The Expected Goals Philosophy
Authors: James Tippett
Published: 2019, UK
About the Author
James Tippett Currently works as a commercial executive for a gambling company, oddschecker.
He previously worked for a company called smartodds which this book revolves around. He didn’t mention any experience inside a sports team although the book extensively covers Brentford, Matt Benham. Benham owns both Smartodds and Brentford FC.
If you wanted a better understanding of expected goals/points, I would veer towards Sprawlball by Kirk Goldsberry (Review | Buy) which is basketball based. It is a far more visual and rich book, although similarly repetitive.
Who is it for?
This book seems targeted at people who want to learn more about expected goals although it doesn’t really fit that in the end.
I would say this book would be of interest to football (soccer)/Brentford FC fans. There is not really enough depth in the insight to be useful for gamblers, coaches or data analysts in particular.
What is it about?
This book is supposed to be about an insight into expected goals.
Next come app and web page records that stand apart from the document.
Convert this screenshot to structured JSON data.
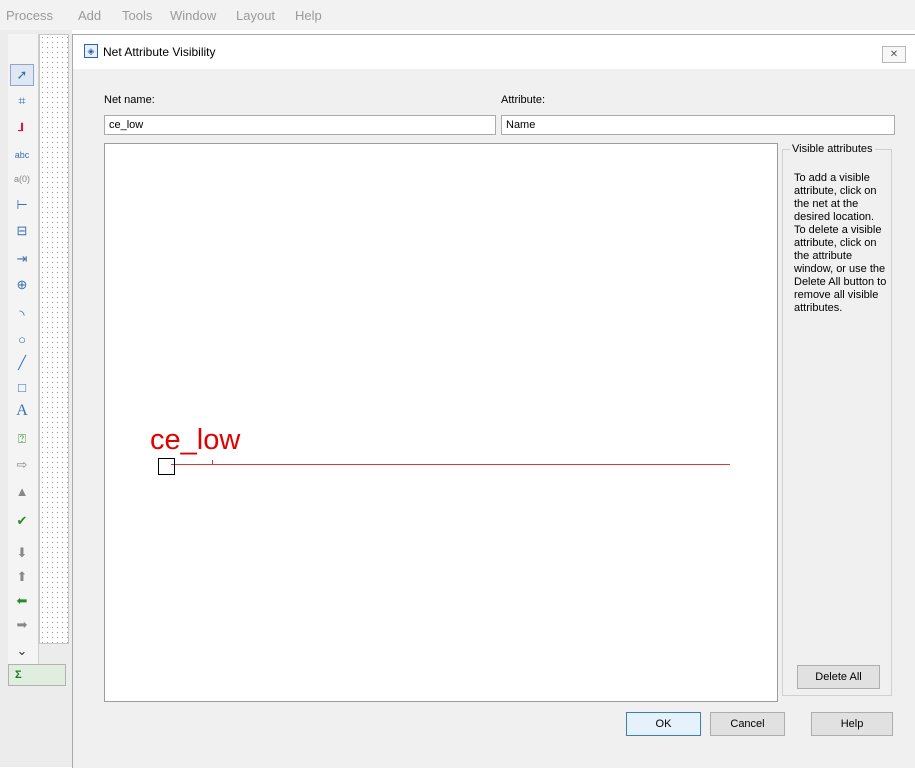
{
  "menu": [
    "Process",
    "Add",
    "Tools",
    "Window",
    "Layout",
    "Help"
  ],
  "toolbar_icons": [
    "pointer-icon",
    "net-icon",
    "pin-icon",
    "abc-label-icon",
    "attribute-icon",
    "bus-tap-icon",
    "bus-entry-icon",
    "net-name-icon",
    "symbol-icon",
    "arc-icon",
    "circle-icon",
    "line-icon",
    "rectangle-icon",
    "text-icon",
    "help-icon",
    "io-marker-icon",
    "tree-icon",
    "check-icon",
    "push-down-icon",
    "pop-up-icon",
    "back-icon",
    "forward-icon",
    "more-chevron-icon"
  ],
  "sidebar_bottom": {
    "sigma": "Σ"
  },
  "dialog": {
    "title": "Net Attribute Visibility",
    "close": "✕",
    "net_name_label": "Net name:",
    "net_name_value": "ce_low",
    "attribute_label": "Attribute:",
    "attribute_value": "Name",
    "canvas_net_label": "ce_low",
    "visible_group_title": "Visible attributes",
    "instructions": "To add a visible attribute, click on the net at the desired location.  To delete a visible attribute, click on the attribute window, or use the Delete All button to remove all visible attributes.",
    "delete_all_label": "Delete All",
    "ok_label": "OK",
    "cancel_label": "Cancel",
    "help_label": "Help"
  },
  "colors": {
    "net": "#e00000",
    "accent": "#3c7fb1"
  }
}
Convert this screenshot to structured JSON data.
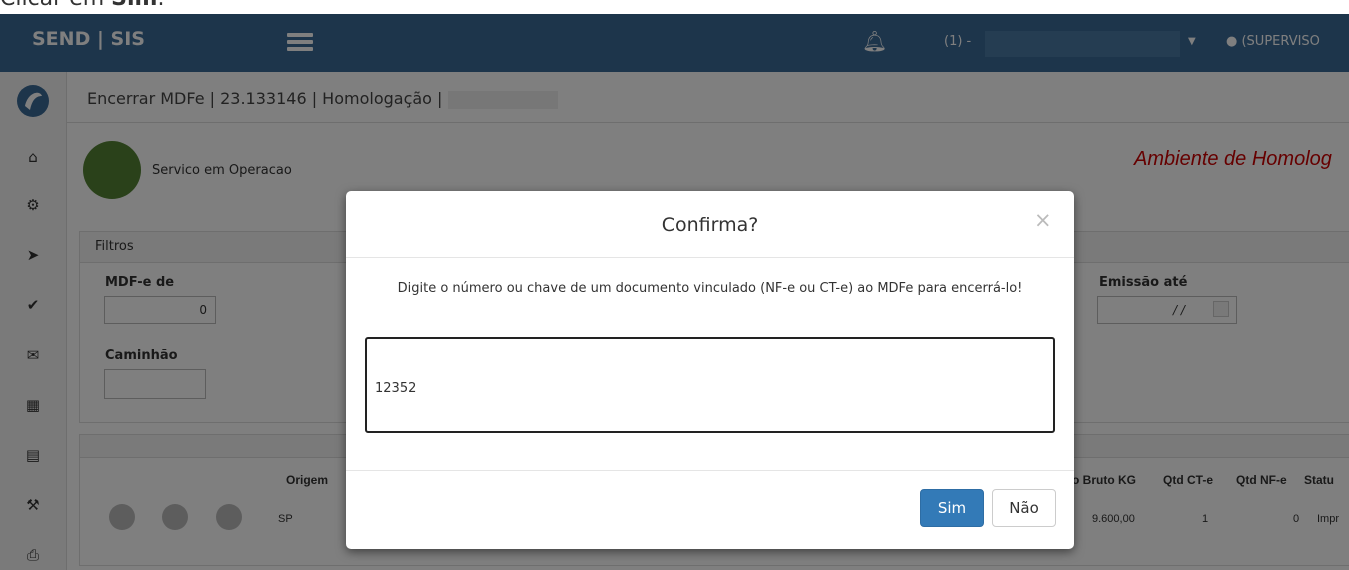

It doesn’t really give you an insight into what it actually is. It glosses over the detail of how it’s calculated and the strengths and weaknesses of different company’s models.
What the book does well is bring to life different uses for Expected Goals. How gamblers use it, how coaches and scouts can use it.
The book shows the example of how Brentford use expected goals find undervalued leagues to find cheaper players that they then intend to sell on for much higher prices. It makes the point that even Ronaldo doesn’t score hugely above his xP every season and in fact, the difference between Ronaldo and his peers is that he creates more of those chance, hence increasing his expected goals.
What did I take from it?
I took some uses of expected goals from the book. BF Sports Analysis have built an Expected Points model for Rugby for our clients. Our model from a team point of view is to see how efficient teams are from certain scenarios and see if there is an area for improvement. What we hadn’t looked at yet is a team’s total xP as an indicator of performance by itself. So now we researching if a team has a higher xP, does that indicate strong performance, likelihood of winning or correlate with strong phase play in rugby?
Should I buy it?
Probably not. If you are a Brentford fan or interested in sports gambling you might be but I would probably stray away from this book otherwise. I didn’t enjoy the tone of the book which was almost discussing the stat as a cult like figure.
If you’re looking to learn and understand the “Expected goals/points/shots gained” style models, I think you would be better off reading Sprawlball or reading an online blog of it if you wanted something related specifically to football/soccer.